With WHO support and collaboration from the Ministry of Health and Family Welfare, the International Centre for Diarrhoeal Disease Research of Bangladesh conducted a feasibility study in 2011 and 2012 on the safety and efficacy of single-dose liposomal amphotericin B (AmBisome) at a dose of 10 mg/kg. This led to a revision of the treatment policy and the introduction of single-dose liposomal amphotericin B in the districts of Fulbaria and Trishal.
The study followed a recommendation by a WHO Expert Committee that liposomal amphotericin B can be used as a first-line treatment during the attack phase of the visceral Leishmaniasis elimination programme in South-East Asia.
WHO has since continued to provide overarching technical and financial support to Bangladesh. Funds from the United Kingdom Department for International Development and AmBisome donated from Gilead Sciences have contributed to advancing Bangladesh’s elimination programme.
Integrated vector control
Bangladesh has used two classic vector control tools as part of its integrated vector management: spraying residual insecticides and distributing insecticide-treated nets.
With community support, Bangladesh has used an innovative approach of spraying larvicides in potential breeding sites of sandflies around residential homes. Furthermore, the country has managed regular residual spraying of homes in all of its eight hyper-endemic upazilas since 2011, during pre-monsoon and post-monsoon seasons.

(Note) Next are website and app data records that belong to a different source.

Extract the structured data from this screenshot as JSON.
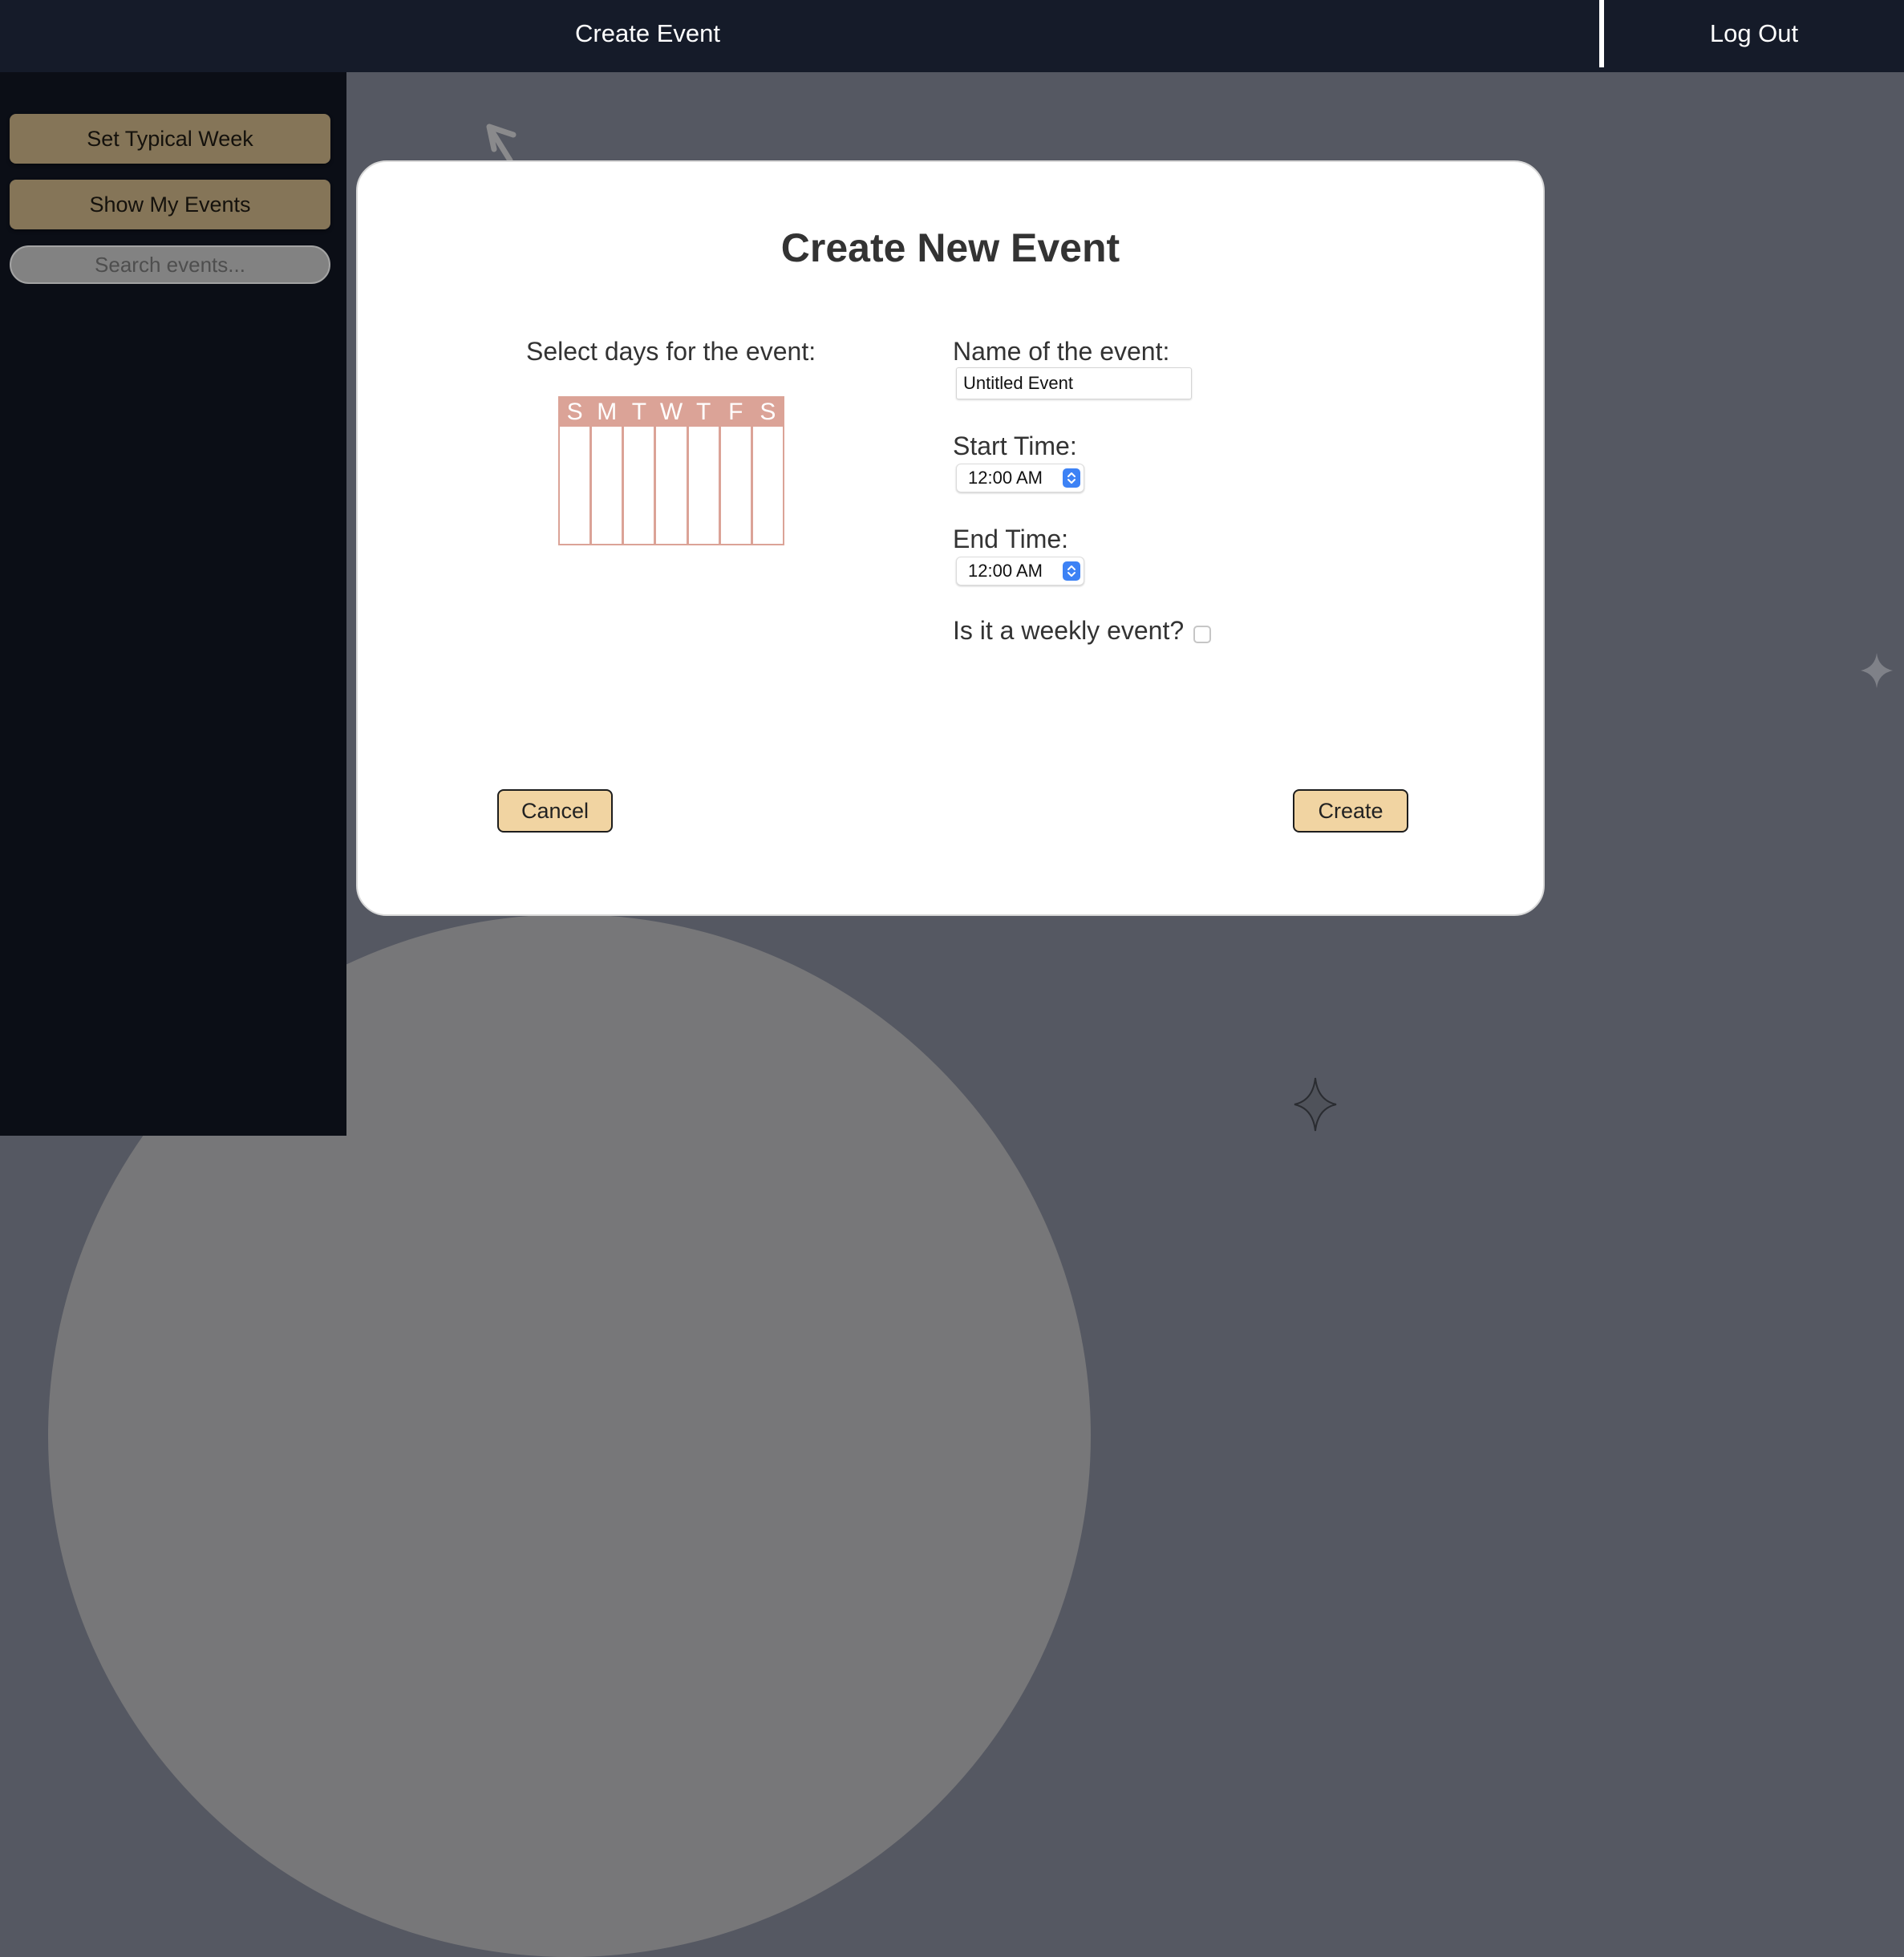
{
  "header": {
    "title": "Create Event",
    "logout_label": "Log Out"
  },
  "sidebar": {
    "set_typical_week_label": "Set Typical Week",
    "show_my_events_label": "Show My Events",
    "search_placeholder": "Search events..."
  },
  "modal": {
    "title": "Create New Event",
    "days_label": "Select days for the event:",
    "days": [
      "S",
      "M",
      "T",
      "W",
      "T",
      "F",
      "S"
    ],
    "name_label": "Name of the event:",
    "name_value": "Untitled Event",
    "start_label": "Start Time:",
    "start_value": "12:00 AM",
    "end_label": "End Time:",
    "end_value": "12:00 AM",
    "weekly_label": "Is it a weekly event?",
    "weekly_checked": false,
    "cancel_label": "Cancel",
    "create_label": "Create"
  },
  "colors": {
    "topbar": "#151b29",
    "sidebar": "#0b0e16",
    "sidebar_button": "#857558",
    "day_grid": "#dba397",
    "modal_button": "#f1d4a2",
    "stepper": "#3d82f5"
  }
}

During 2012 and 2013, over 110 moderately endemic upazilas were sprayed and more than 20 000 long-lasting insecticide-treated nets were distributed under close monitoring and supervision.
Social mobilization, community involvement and capacity strengthening
In endemic areas of Bangladesh, health-care personnel and volunteers have conducted active case searches and extensive health awareness campaigns, resulting in improved awareness of conditions associated with the disease, the best methods of prevention and the need to seek medical treatment as early as possible.
To sustain achievements, Bangladesh’s national Leishmaniasis control programme has focused on capacity strengthening as the cornerstone of its elimination strategy.
With the support of WHO and other partners, different categories of health professionals involved in various levels of interventions have been trained.
Reaching the end
Defeating kala-azar is a task that involves challenges. These include early detection of all kala-azar and post-kala-azar dermal Leishmaniasis cases, improved treatment for post-kala-azar dermal Leishmaniasis cases, and presentation for and compliance with treatment.
The most important challenge is to maintain a high level of commitment and motivation of health workers against a disease that is fast disappearing.